§ **REQUIRED ACTION**:
A faithful copy of the data, pictures omitted, is the required answer.

Start of DATA UNDER STUDY

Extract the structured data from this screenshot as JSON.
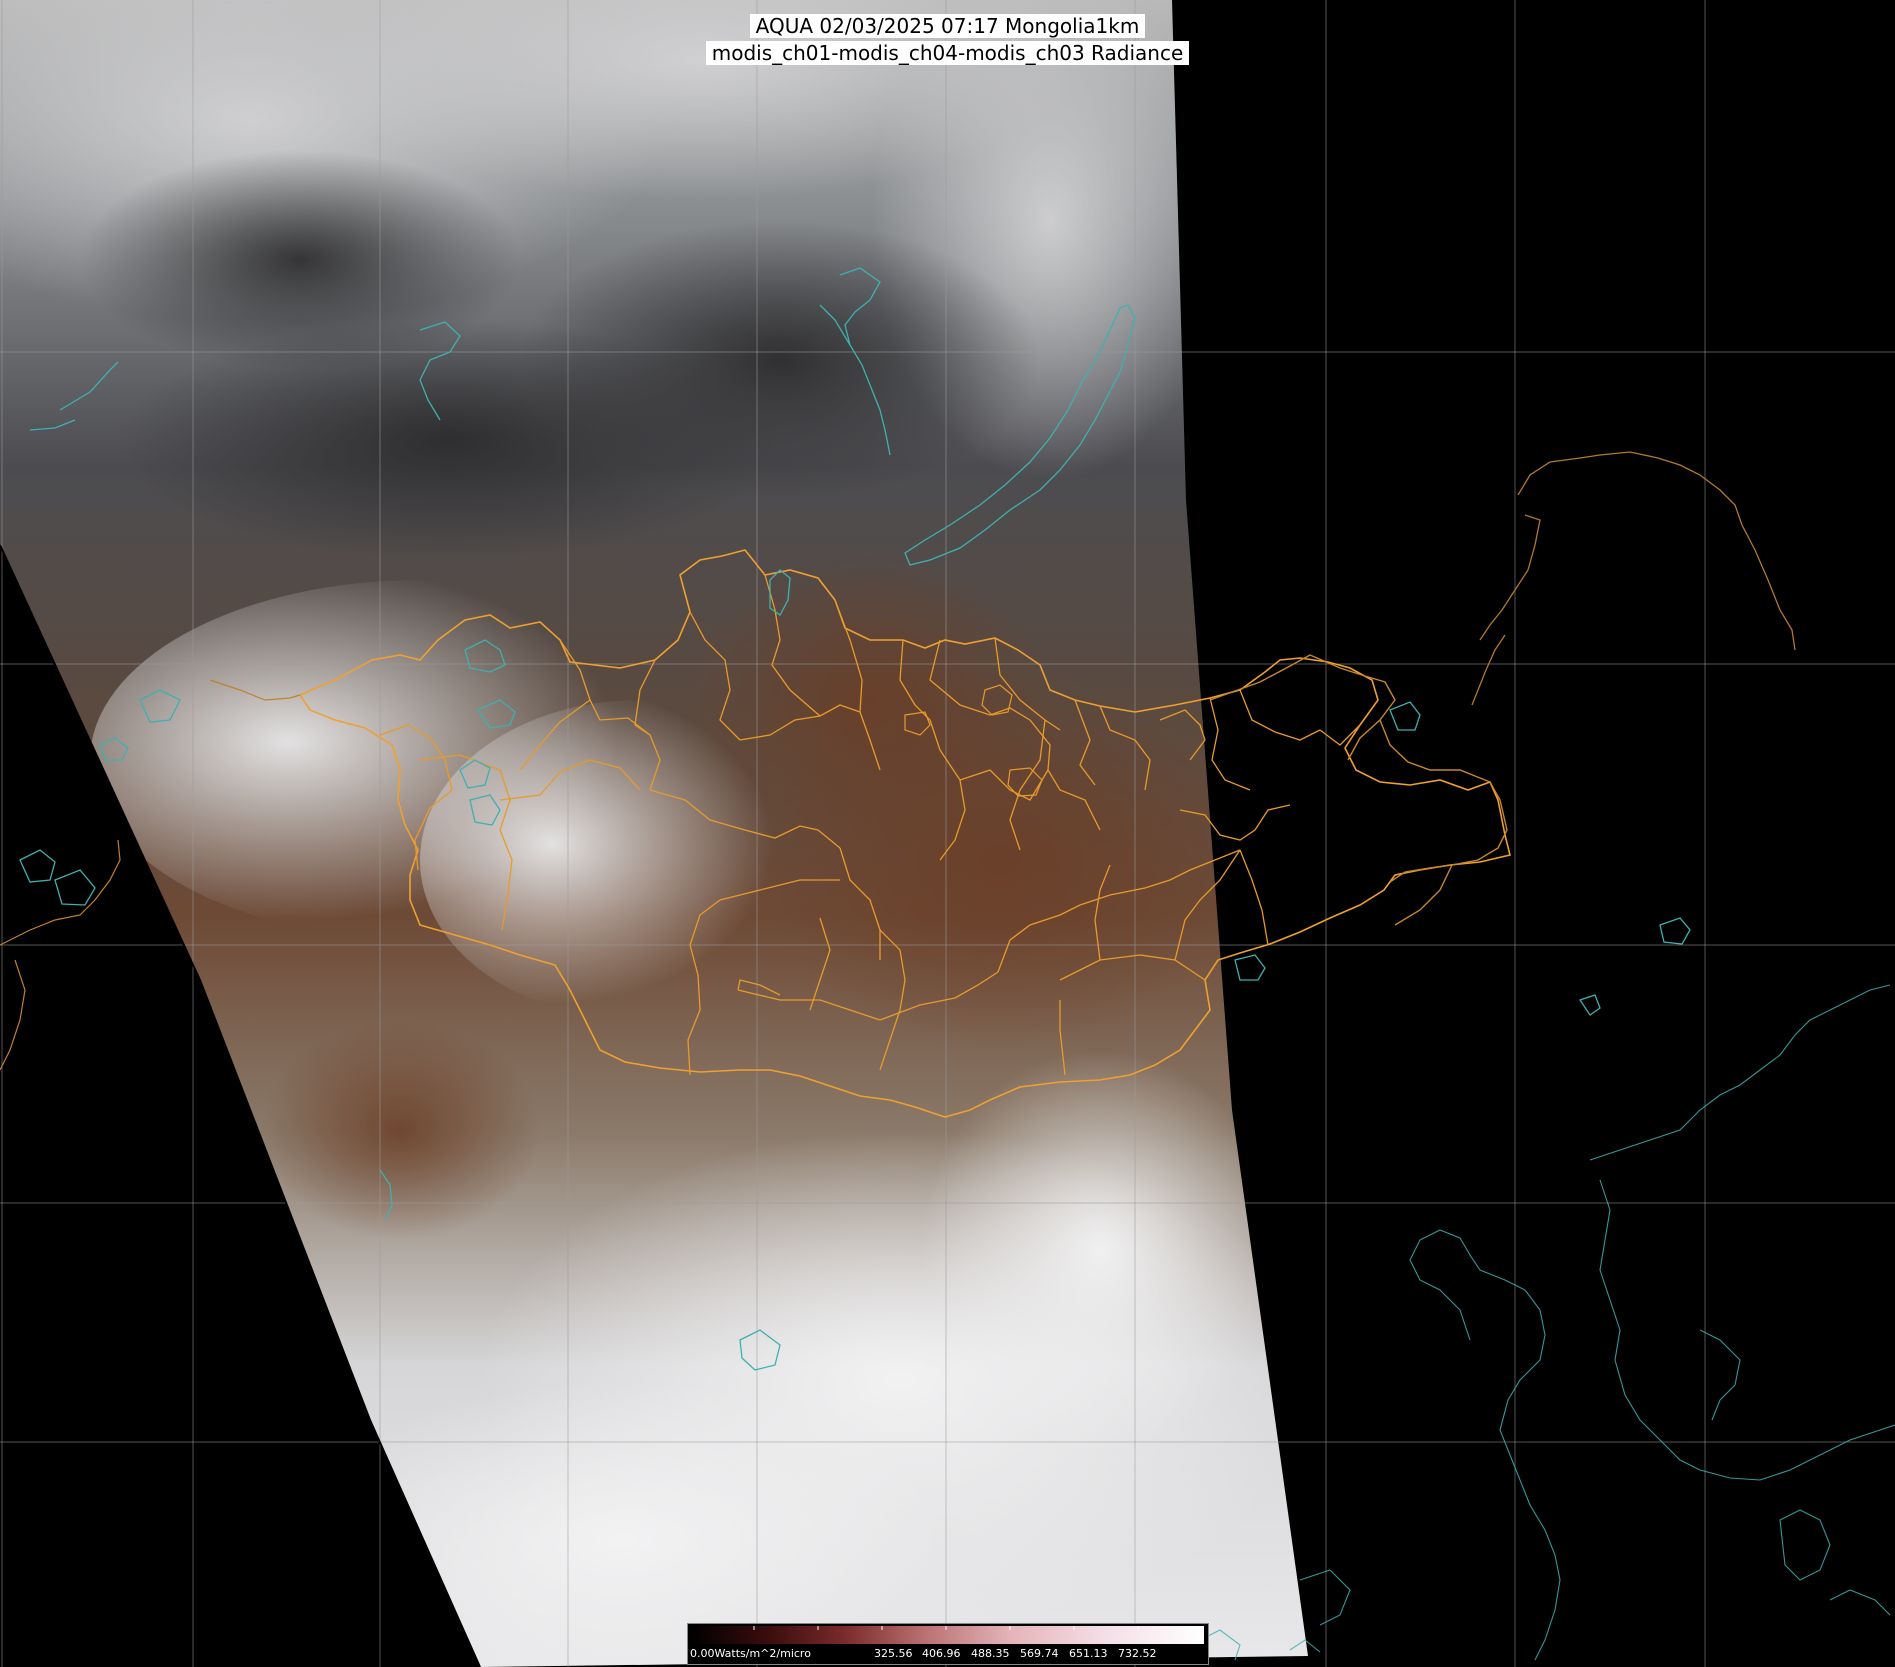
{
  "title": {
    "line1": "AQUA 02/03/2025 07:17 Mongolia1km",
    "line2": "modis_ch01-modis_ch04-modis_ch03 Radiance"
  },
  "colorbar": {
    "unit_label": "0.00Watts/m^2/micro",
    "ticks": [
      "325.56",
      "406.96",
      "488.35",
      "569.74",
      "651.13",
      "732.52"
    ],
    "colors": [
      "#000000",
      "#3a0c0c",
      "#7a2a2a",
      "#b86e6e",
      "#e3b3b8",
      "#f4dde6",
      "#ffffff"
    ]
  },
  "colors": {
    "country_border": "#f0a030",
    "province_border": "#e89a2a",
    "coastline": "#3fb0b0",
    "graticule": "#9a9a9a",
    "background": "#000000"
  }
}
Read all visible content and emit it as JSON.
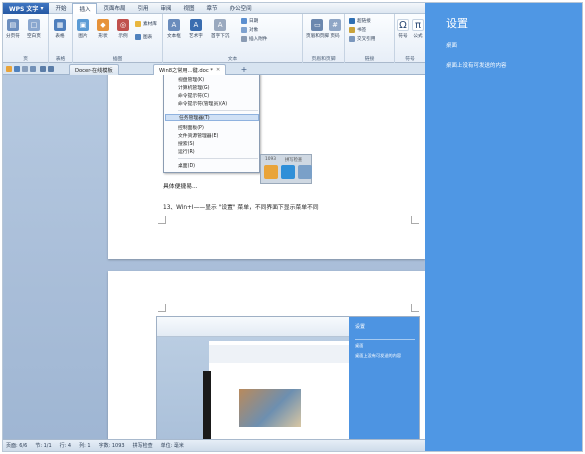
{
  "app": {
    "name": "WPS 文字",
    "menu_tabs": [
      "开始",
      "插入",
      "页面布局",
      "引用",
      "审阅",
      "视图",
      "章节",
      "办公空间"
    ],
    "active_tab": "插入"
  },
  "ribbon": {
    "groups": [
      "页",
      "表格",
      "插图",
      "文本",
      "页眉和页脚",
      "链接",
      "符号"
    ],
    "buttons": {
      "page_break": "分页符",
      "blank_page": "空白页",
      "table": "表格",
      "picture": "图片",
      "shape": "形状",
      "smartart": "示例",
      "clipart": "素材库",
      "chart": "图表",
      "textbox": "文本框",
      "wordart": "艺术字",
      "first_letter": "首字下沉",
      "date_field": "日期",
      "object": "对象",
      "insert_attachment": "插入附件",
      "header_footer": "页眉和页脚",
      "page_number": "页码",
      "hyperlink": "超链接",
      "bookmark": "书签",
      "cross_ref": "交叉引用",
      "symbol": "符号",
      "formula": "公式"
    }
  },
  "tabs": {
    "docer": "Docer-在线模板",
    "document": "Win8之常用...键.doc *"
  },
  "context_menu": {
    "items": [
      {
        "label": "视盘管理(K)",
        "highlight": false
      },
      {
        "label": "计算机管理(G)",
        "highlight": false
      },
      {
        "label": "命令提示符(C)",
        "highlight": false
      },
      {
        "label": "命令提示符(管理员)(A)",
        "highlight": false
      },
      {
        "label": "任务管理器(T)",
        "highlight": true
      },
      {
        "label": "控制面板(P)",
        "highlight": false
      },
      {
        "label": "文件资源管理器(E)",
        "highlight": false
      },
      {
        "label": "搜索(S)",
        "highlight": false
      },
      {
        "label": "运行(R)",
        "highlight": false
      },
      {
        "label": "桌面(D)",
        "highlight": false
      }
    ]
  },
  "taskstrip": {
    "count": "1093",
    "status": "拼写检查"
  },
  "document": {
    "line1": "具体便捷易...",
    "line2": "13、Win+I——显示 \"设置\" 菜单，不同界面下显示菜单不同"
  },
  "nested": {
    "panel_title": "设置",
    "panel_item1": "桌面",
    "panel_item2": "桌面上没有可发送的内容"
  },
  "status": {
    "page": "页面: 6/6",
    "section": "节: 1/1",
    "row": "行: 4",
    "col": "列: 1",
    "chars": "字数: 1093",
    "spell": "拼写检查",
    "unit": "单位: 毫米"
  },
  "charm": {
    "title": "设置",
    "context": "桌面",
    "description": "桌面上没有可发送的内容"
  },
  "colors": {
    "charm_bg": "#4f97e4",
    "app_accent": "#2558a3",
    "workspace_bg": "#a8bdd8"
  }
}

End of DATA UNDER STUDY

§ **EXERCISE RESPONSE**:
Extract the structured data from this screenshot as JSON.
{
  "title": {
    "line1": "AQUA 02/03/2025 07:17 Mongolia1km",
    "line2": "modis_ch01-modis_ch04-modis_ch03 Radiance"
  },
  "colorbar": {
    "unit_label": "0.00Watts/m^2/micro",
    "ticks": [
      "325.56",
      "406.96",
      "488.35",
      "569.74",
      "651.13",
      "732.52"
    ],
    "colors": [
      "#000000",
      "#3a0c0c",
      "#7a2a2a",
      "#b86e6e",
      "#e3b3b8",
      "#f4dde6",
      "#ffffff"
    ]
  },
  "colors": {
    "country_border": "#f0a030",
    "province_border": "#e89a2a",
    "coastline": "#3fb0b0",
    "graticule": "#9a9a9a",
    "background": "#000000"
  }
}
Read all visible content and emit it as JSON.
{
  "app": {
    "name": "WPS 文字",
    "menu_tabs": [
      "开始",
      "插入",
      "页面布局",
      "引用",
      "审阅",
      "视图",
      "章节",
      "办公空间"
    ],
    "active_tab": "插入"
  },
  "ribbon": {
    "groups": [
      "页",
      "表格",
      "插图",
      "文本",
      "页眉和页脚",
      "链接",
      "符号"
    ],
    "buttons": {
      "page_break": "分页符",
      "blank_page": "空白页",
      "table": "表格",
      "picture": "图片",
      "shape": "形状",
      "smartart": "示例",
      "clipart": "素材库",
      "chart": "图表",
      "textbox": "文本框",
      "wordart": "艺术字",
      "first_letter": "首字下沉",
      "date_field": "日期",
      "object": "对象",
      "insert_attachment": "插入附件",
      "header_footer": "页眉和页脚",
      "page_number": "页码",
      "hyperlink": "超链接",
      "bookmark": "书签",
      "cross_ref": "交叉引用",
      "symbol": "符号",
      "formula": "公式"
    }
  },
  "tabs": {
    "docer": "Docer-在线模板",
    "document": "Win8之常用...键.doc *"
  },
  "context_menu": {
    "items": [
      {
        "label": "视盘管理(K)",
        "highlight": false
      },
      {
        "label": "计算机管理(G)",
        "highlight": false
      },
      {
        "label": "命令提示符(C)",
        "highlight": false
      },
      {
        "label": "命令提示符(管理员)(A)",
        "highlight": false
      },
      {
        "label": "任务管理器(T)",
        "highlight": true
      },
      {
        "label": "控制面板(P)",
        "highlight": false
      },
      {
        "label": "文件资源管理器(E)",
        "highlight": false
      },
      {
        "label": "搜索(S)",
        "highlight": false
      },
      {
        "label": "运行(R)",
        "highlight": false
      },
      {
        "label": "桌面(D)",
        "highlight": false
      }
    ]
  },
  "taskstrip": {
    "count": "1093",
    "status": "拼写检查"
  },
  "document": {
    "line1": "具体便捷易...",
    "line2": "13、Win+I——显示 \"设置\" 菜单，不同界面下显示菜单不同"
  },
  "nested": {
    "panel_title": "设置",
    "panel_item1": "桌面",
    "panel_item2": "桌面上没有可发送的内容"
  },
  "status": {
    "page": "页面: 6/6",
    "section": "节: 1/1",
    "row": "行: 4",
    "col": "列: 1",
    "chars": "字数: 1093",
    "spell": "拼写检查",
    "unit": "单位: 毫米"
  },
  "charm": {
    "title": "设置",
    "context": "桌面",
    "description": "桌面上没有可发送的内容"
  },
  "colors": {
    "charm_bg": "#4f97e4",
    "app_accent": "#2558a3",
    "workspace_bg": "#a8bdd8"
  }
}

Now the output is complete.